- Who are your users and customers? Are they internal, external, or both?
- What products and services do you market, sell and support?
- What solutions do you provide for internal users?
- What triggers the flow of value?
- What value do your customers perceive you deliver?
Once identified, the template in Figure 5 can be used to capture a particular value stream’s purpose and attributes.
Operational Value Streams and Customer Journey Maps
As shown in Figure 6, customer journey maps are powerful design thinking tools. They illustrate the user experience as customers engage with a company’s OVS and its products and services. They allow teams to identify ways one or more DVS can improve the customer journey, creating a better end-to-end experience.
Many developers build and support internal systems that OVS uses to create the customer’s journey. Improving these underlying systems improves the external customer’s journey. As such, the people in the OVS who use these internal systems are DVS’s customers. Customer centricity and Design Thinking applies there equally well.
Improving Operational Value Streams
Finally, value streams enable value stream mapping, a collaborative process in which a group of stakeholders defines a value stream’s steps, handoffs, and delays. This mapping highlights the total time needed to fulfill a request while spotlighting areas for improvement.
Figure 7 illustrates a value stream map for a marketing campaign that supports a product launch.
With most unoptimized value streams, the wait between steps consumes most of the flow time. In this example, the total active time represents only 11% of the flow time. The other 89% is time spent waiting for steps to begin.
The natural tendency is to reduce active time. After all, that’s where the actual work is done. However, focusing solely on active time can negatively impact people, culture, and quality. That, in turn, can increase flow time and reduce economic outcomes.
Reducing the wait time between steps is typically more effective. Much of the guidance in SAFe focuses directly on this problem. Principle #6 – Make value flow without interruptions describes several practical ways to do this.
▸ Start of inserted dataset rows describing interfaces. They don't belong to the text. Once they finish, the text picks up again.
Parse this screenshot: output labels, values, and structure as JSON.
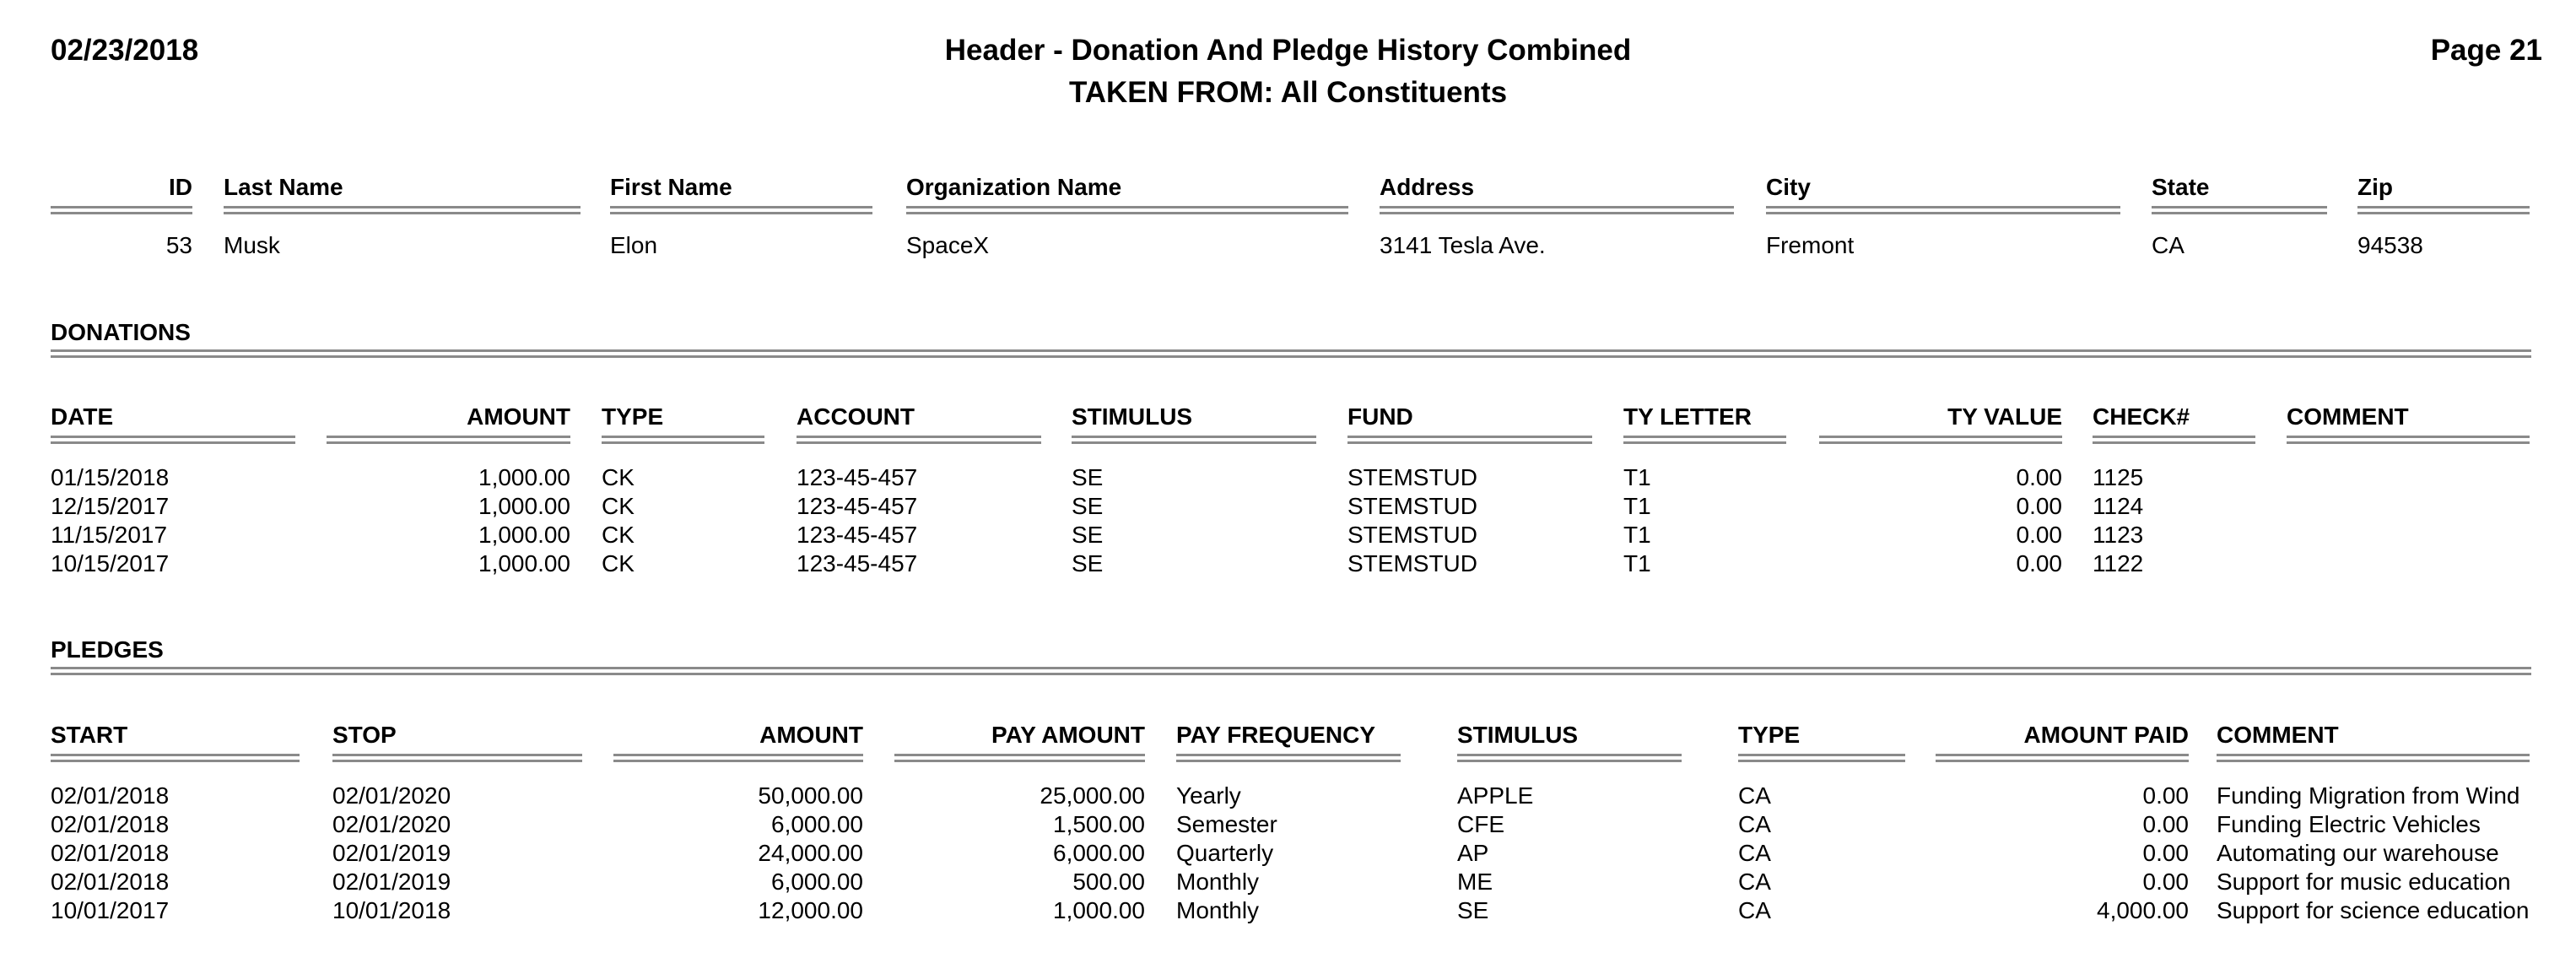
{
  "header": {
    "date": "02/23/2018",
    "title": "Header - Donation And Pledge History Combined",
    "subtitle": "TAKEN FROM: All Constituents",
    "page": "Page 21"
  },
  "constituent": {
    "columns": [
      "ID",
      "Last Name",
      "First Name",
      "Organization Name",
      "Address",
      "City",
      "State",
      "Zip"
    ],
    "values": [
      "53",
      "Musk",
      "Elon",
      "SpaceX",
      "3141 Tesla Ave.",
      "Fremont",
      "CA",
      "94538"
    ]
  },
  "donations": {
    "title": "DONATIONS",
    "columns": [
      "DATE",
      "AMOUNT",
      "TYPE",
      "ACCOUNT",
      "STIMULUS",
      "FUND",
      "TY LETTER",
      "TY VALUE",
      "CHECK#",
      "COMMENT"
    ],
    "rows": [
      [
        "01/15/2018",
        "1,000.00",
        "CK",
        "123-45-457",
        "SE",
        "STEMSTUD",
        "T1",
        "0.00",
        "1125",
        ""
      ],
      [
        "12/15/2017",
        "1,000.00",
        "CK",
        "123-45-457",
        "SE",
        "STEMSTUD",
        "T1",
        "0.00",
        "1124",
        ""
      ],
      [
        "11/15/2017",
        "1,000.00",
        "CK",
        "123-45-457",
        "SE",
        "STEMSTUD",
        "T1",
        "0.00",
        "1123",
        ""
      ],
      [
        "10/15/2017",
        "1,000.00",
        "CK",
        "123-45-457",
        "SE",
        "STEMSTUD",
        "T1",
        "0.00",
        "1122",
        ""
      ]
    ]
  },
  "pledges": {
    "title": "PLEDGES",
    "columns": [
      "START",
      "STOP",
      "AMOUNT",
      "PAY AMOUNT",
      "PAY FREQUENCY",
      "STIMULUS",
      "TYPE",
      "AMOUNT PAID",
      "COMMENT"
    ],
    "rows": [
      [
        "02/01/2018",
        "02/01/2020",
        "50,000.00",
        "25,000.00",
        "Yearly",
        "APPLE",
        "CA",
        "0.00",
        "Funding Migration from Wind"
      ],
      [
        "02/01/2018",
        "02/01/2020",
        "6,000.00",
        "1,500.00",
        "Semester",
        "CFE",
        "CA",
        "0.00",
        "Funding Electric Vehicles"
      ],
      [
        "02/01/2018",
        "02/01/2019",
        "24,000.00",
        "6,000.00",
        "Quarterly",
        "AP",
        "CA",
        "0.00",
        "Automating our warehouse"
      ],
      [
        "02/01/2018",
        "02/01/2019",
        "6,000.00",
        "500.00",
        "Monthly",
        "ME",
        "CA",
        "0.00",
        "Support for music education"
      ],
      [
        "10/01/2017",
        "10/01/2018",
        "12,000.00",
        "1,000.00",
        "Monthly",
        "SE",
        "CA",
        "4,000.00",
        "Support for science education"
      ]
    ]
  }
}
Learn More Rother, Mike, and John Shook. Learning to See: Value Stream Mapping to Create Value and Eliminate Muda. Lean Enterprise Institute, 1999.  Womack, James P., and Daniel T. Jones. Lean Thinking: Banish Waste and Create Wealth in Your Corporation. Free Press, 2003.
Last update: 26 September 2023